October 2001: A U.A.E. company facilitates trade in ballistic missile-related goods from China to Iraq, according to the I.S.G.
December 2001 – March 2002: According to the U.S. Commerce Department, a company in Dubai exports controlled telecommunications devices from the U.S. to Iran via the U.A.E.
February 2002 – November 2008: According to a U.S. indictment, two Iranians residing in the U.S. export laboratory equipment and fuel cell systems to Iran via the U.A.E.
May 2002: The German government warns its exporters that since 1998 Iraq has been procuring items through Dubai.
2003: According to the U.S. Department of Justice, a U.S. company illegally exports to the U.A.E. restricted graphite products that can be used in nuclear reactors and nose cones of ballistic missiles; the products are then forwarded to Pakistan.
May 2003 – February 2004: According to a U.S. indictment, a U.A.E. company exports a U.S. satellite communications system to Iran without the required license.
June 2003: Trade with Iran through Dubai’s ports is reported to have been twelve billion dirhams in 2001, an increase from 4.3 billion in 1997.
October 2003: The U.A.E.’s Director of Customs refuses a U.S. request to detain an illicit shipment of sixty-six U.S. triggered spark gaps (which can serve as nuclear weapon triggers) through Dubai to Pakistan.
October 2003: Five containers of centrifuge components, shipped through Dubai, are seized en route to Libya.
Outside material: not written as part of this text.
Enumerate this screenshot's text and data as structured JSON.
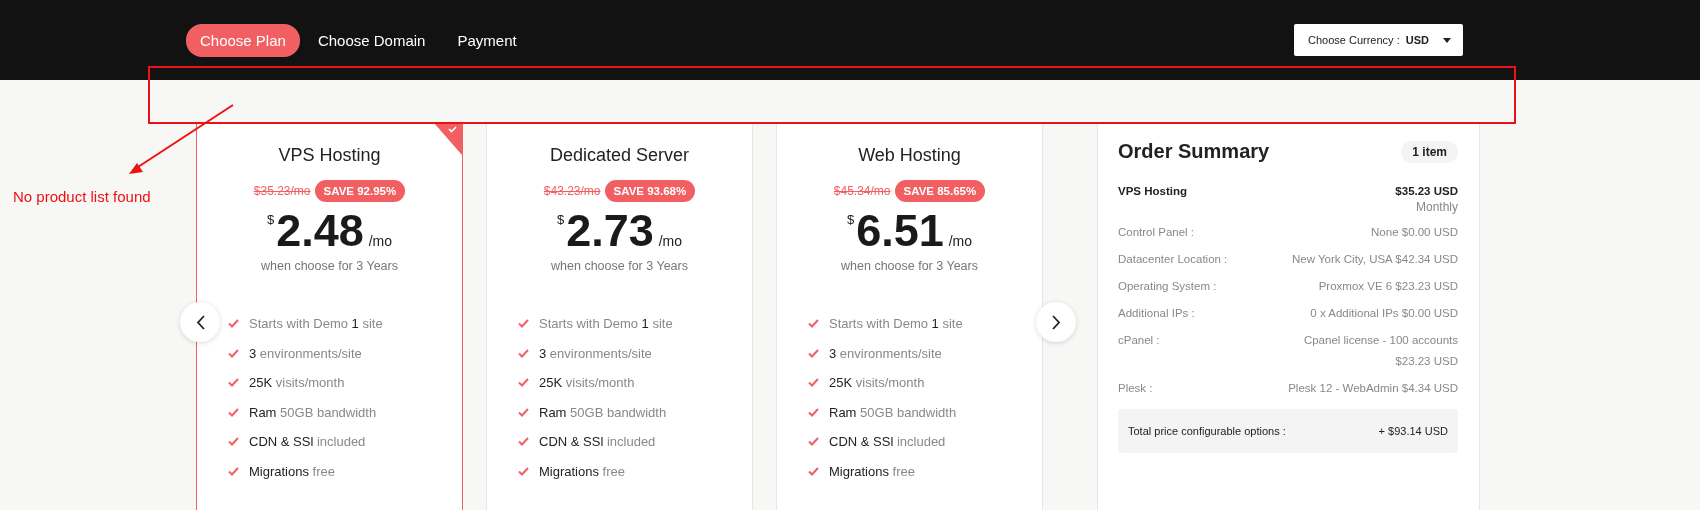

The items are part of four shipments to Dubai between 2002 and 2003.
October 2003: Two weeks after the seizure of the centrifuge components, a Sri Lankan arranges the transshipment to Libya, via Dubai, of an electrical cabinet and power supplier-voltage regulator on behalf of an associate of A.Q. Khan.
December 2003: According to a U.S. indictment, a Dubai company attempts to export U.S. pressure sensors to Iran.
January 2004 – November 2006: According to a U.S. indictment, two managers of a U.A.E.-based company import electronic components that could be used in improvised explosive devices (IEDs) from the U.S. to the U.A.E., and then forward the components to Iran.
January 2004 – May 2008: According to a U.S. indictment, an Iranian residing in the United States and ten other defendants export thirteen types of military aircraft parts to Iran via the U.A.E.
September 2004: The I.S.G. lists twenty U.A.E. firms that are suspected of having acted as front companies for Saddam Hussein’s Iraq, and says that the U.A.E. was a transit location for prohibited goods. The I.S.G. also concludes that the U.A.E. and Iran were the most frequent destinations for Iraqi smuggled oil.
September 2004: According to U.S. Immigration and Customs Enforcement, an American attempts to ship over one hundred U.S. pressure sensors to the Iran via the U.A.E.
2005: More than 300 Iranian companies are known to have operated in Dubai’s Jebel Ali Free Zone.
July 2005: The German government warns its exporters that trading companies in Dubai are being used to arrange and finance proliferation activities, especially with Iran.
Summer 2005 – Spring 2007: According to a U.S. indictment, an Iranian based in Dubai causes military aviation parts to be exported from the U.S. to the U.A.E., Thailand and other locations for transshipment to Iran.
August 2006 – February 2007: According to a U.S. indictment, an Irish company ships thirty-two U.S. origin aircraft bolts to Dubai with invoices indicating that the final destination of the bolts is Iran.
October 2006 – June 2007: According to a U.S. indictment, two naturalized U.S. citizens procure U.S.-made military aircraft parts and cause them to be exported to a company in Dubai and forwarded to Iran.
August 2007: The U.A.E. announces a law for the control of exports and imports of strategic goods, including military equipment, chemical and biological materials, and dual-use items.
2007 – 2008: The U.S. Department of Commerce and the U.S. Department of Justice pursue approximately twenty export violation cases involving transshipment of controlled items from the U.A.E. to Iran, Pakistan and India.
April 2009: Canadian authorities charge a Toronto resident with attempting to ship ten U.S. pressure transducers, which can be used for uranium enrichment, from the U.S. to Iran via Dubai.